• **Action item**
What is the count of lines below that include "Photoshop"? Reply with nothing else.

Dataset records:
= = = =

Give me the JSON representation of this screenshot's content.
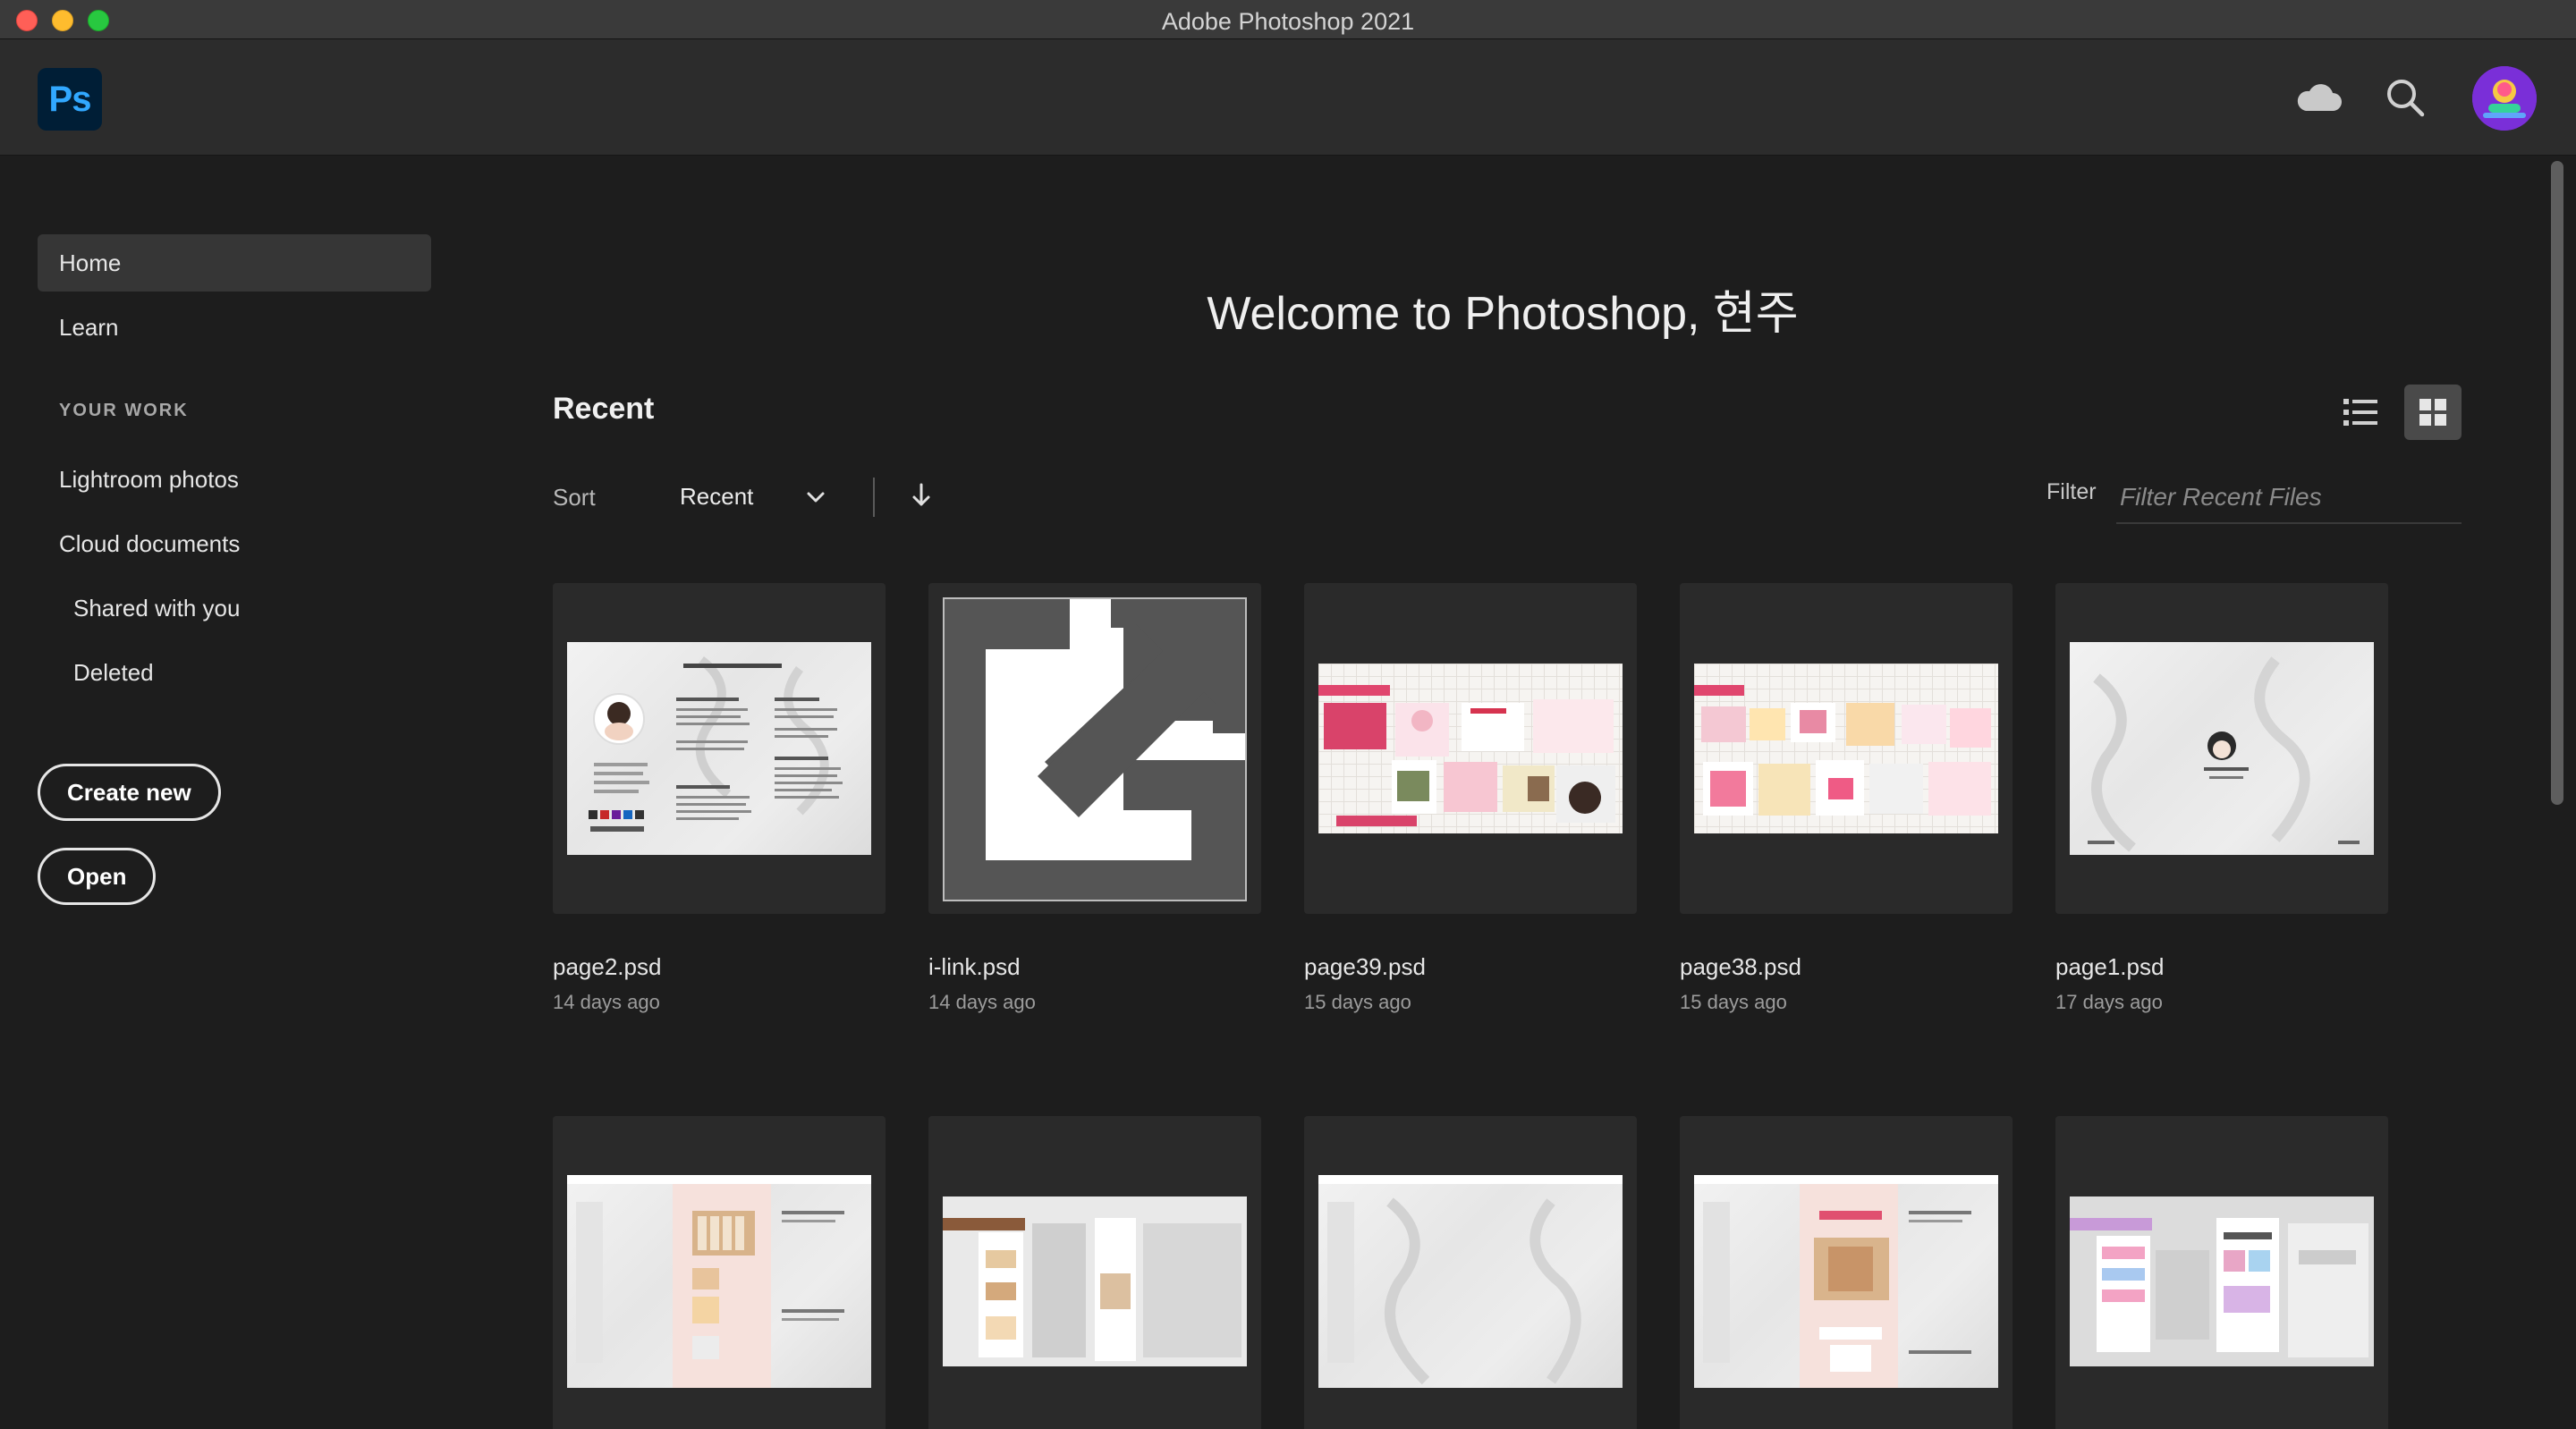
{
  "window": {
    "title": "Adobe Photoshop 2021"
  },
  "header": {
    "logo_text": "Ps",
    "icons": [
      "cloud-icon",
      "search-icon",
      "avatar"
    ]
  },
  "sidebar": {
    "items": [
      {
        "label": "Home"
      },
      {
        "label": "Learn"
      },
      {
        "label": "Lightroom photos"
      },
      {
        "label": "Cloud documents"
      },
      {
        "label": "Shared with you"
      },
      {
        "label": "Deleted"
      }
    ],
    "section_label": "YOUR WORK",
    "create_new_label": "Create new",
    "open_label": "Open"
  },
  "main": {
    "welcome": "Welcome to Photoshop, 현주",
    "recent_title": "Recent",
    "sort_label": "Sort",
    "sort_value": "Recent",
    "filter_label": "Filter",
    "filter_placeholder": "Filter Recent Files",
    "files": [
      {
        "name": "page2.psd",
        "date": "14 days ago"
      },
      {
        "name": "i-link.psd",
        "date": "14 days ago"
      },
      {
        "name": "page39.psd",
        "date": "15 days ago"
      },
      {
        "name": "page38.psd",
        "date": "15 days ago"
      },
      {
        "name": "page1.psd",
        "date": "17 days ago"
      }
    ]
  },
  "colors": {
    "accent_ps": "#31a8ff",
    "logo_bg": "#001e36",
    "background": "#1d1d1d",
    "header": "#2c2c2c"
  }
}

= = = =

• **Solution to the exercise**
2